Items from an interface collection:
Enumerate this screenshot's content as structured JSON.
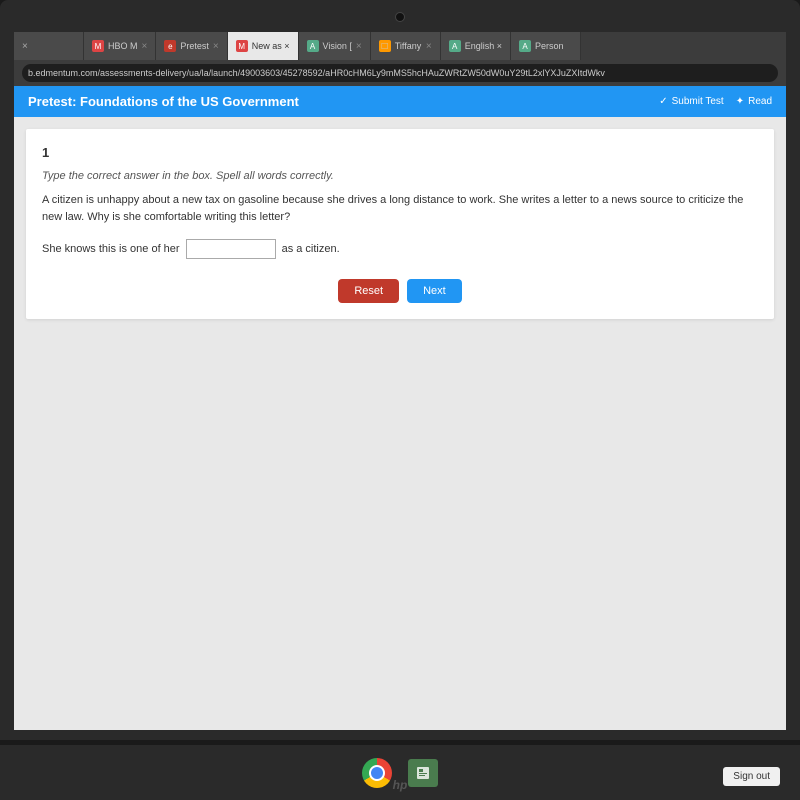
{
  "browser": {
    "address": "b.edmentum.com/assessments-delivery/ua/la/launch/49003603/45278592/aHR0cHM6Ly9mMS5hcHAuZWRtZW50dW0uY29tL2xlYXJuZXItdWkv",
    "tabs": [
      {
        "id": "tab1",
        "icon_color": "#aaa",
        "icon_symbol": "×",
        "label": "×",
        "active": false,
        "show_close": true
      },
      {
        "id": "tab2",
        "icon_color": "#d44",
        "icon_symbol": "M",
        "label": "HBO M×",
        "active": false,
        "show_close": true
      },
      {
        "id": "tab3",
        "icon_color": "#e66",
        "icon_symbol": "e",
        "label": "Pretest ×",
        "active": false,
        "show_close": true
      },
      {
        "id": "tab4",
        "icon_color": "#d44",
        "icon_symbol": "M",
        "label": "New as ×",
        "active": true,
        "show_close": true
      },
      {
        "id": "tab5",
        "icon_color": "#5a8",
        "icon_symbol": "A",
        "label": "Vision [ ×",
        "active": false,
        "show_close": true
      },
      {
        "id": "tab6",
        "icon_color": "#f90",
        "icon_symbol": "□",
        "label": "Tiffany ×",
        "active": false,
        "show_close": true
      },
      {
        "id": "tab7",
        "icon_color": "#5a8",
        "icon_symbol": "A",
        "label": "English ×",
        "active": false,
        "show_close": true
      },
      {
        "id": "tab8",
        "icon_color": "#5a8",
        "icon_symbol": "A",
        "label": "Person",
        "active": false,
        "show_close": false
      }
    ]
  },
  "assessment": {
    "title": "Pretest: Foundations of the US Government",
    "submit_label": "Submit Test",
    "read_label": "Read"
  },
  "question": {
    "number": "1",
    "instruction": "Type the correct answer in the box. Spell all words correctly.",
    "text": "A citizen is unhappy about a new tax on gasoline because she drives a long distance to work. She writes a letter to a news source to criticize the new law. Why is she comfortable writing this letter?",
    "answer_prefix": "She knows this is one of her",
    "answer_placeholder": "",
    "answer_suffix": "as a citizen.",
    "reset_label": "Reset",
    "next_label": "Next"
  },
  "taskbar": {
    "sign_out": "Sign out"
  },
  "laptop": {
    "brand": "hp"
  }
}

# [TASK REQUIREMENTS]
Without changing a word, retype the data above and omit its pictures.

# [TASK SOLUTION]
Enumerate this screenshot's content as structured JSON.
{
  "browser": {
    "address": "b.edmentum.com/assessments-delivery/ua/la/launch/49003603/45278592/aHR0cHM6Ly9mMS5hcHAuZWRtZW50dW0uY29tL2xlYXJuZXItdWkv",
    "tabs": [
      {
        "id": "tab1",
        "icon_color": "#aaa",
        "icon_symbol": "×",
        "label": "×",
        "active": false,
        "show_close": true
      },
      {
        "id": "tab2",
        "icon_color": "#d44",
        "icon_symbol": "M",
        "label": "HBO M×",
        "active": false,
        "show_close": true
      },
      {
        "id": "tab3",
        "icon_color": "#e66",
        "icon_symbol": "e",
        "label": "Pretest ×",
        "active": false,
        "show_close": true
      },
      {
        "id": "tab4",
        "icon_color": "#d44",
        "icon_symbol": "M",
        "label": "New as ×",
        "active": true,
        "show_close": true
      },
      {
        "id": "tab5",
        "icon_color": "#5a8",
        "icon_symbol": "A",
        "label": "Vision [ ×",
        "active": false,
        "show_close": true
      },
      {
        "id": "tab6",
        "icon_color": "#f90",
        "icon_symbol": "□",
        "label": "Tiffany ×",
        "active": false,
        "show_close": true
      },
      {
        "id": "tab7",
        "icon_color": "#5a8",
        "icon_symbol": "A",
        "label": "English ×",
        "active": false,
        "show_close": true
      },
      {
        "id": "tab8",
        "icon_color": "#5a8",
        "icon_symbol": "A",
        "label": "Person",
        "active": false,
        "show_close": false
      }
    ]
  },
  "assessment": {
    "title": "Pretest: Foundations of the US Government",
    "submit_label": "Submit Test",
    "read_label": "Read"
  },
  "question": {
    "number": "1",
    "instruction": "Type the correct answer in the box. Spell all words correctly.",
    "text": "A citizen is unhappy about a new tax on gasoline because she drives a long distance to work. She writes a letter to a news source to criticize the new law. Why is she comfortable writing this letter?",
    "answer_prefix": "She knows this is one of her",
    "answer_placeholder": "",
    "answer_suffix": "as a citizen.",
    "reset_label": "Reset",
    "next_label": "Next"
  },
  "taskbar": {
    "sign_out": "Sign out"
  },
  "laptop": {
    "brand": "hp"
  }
}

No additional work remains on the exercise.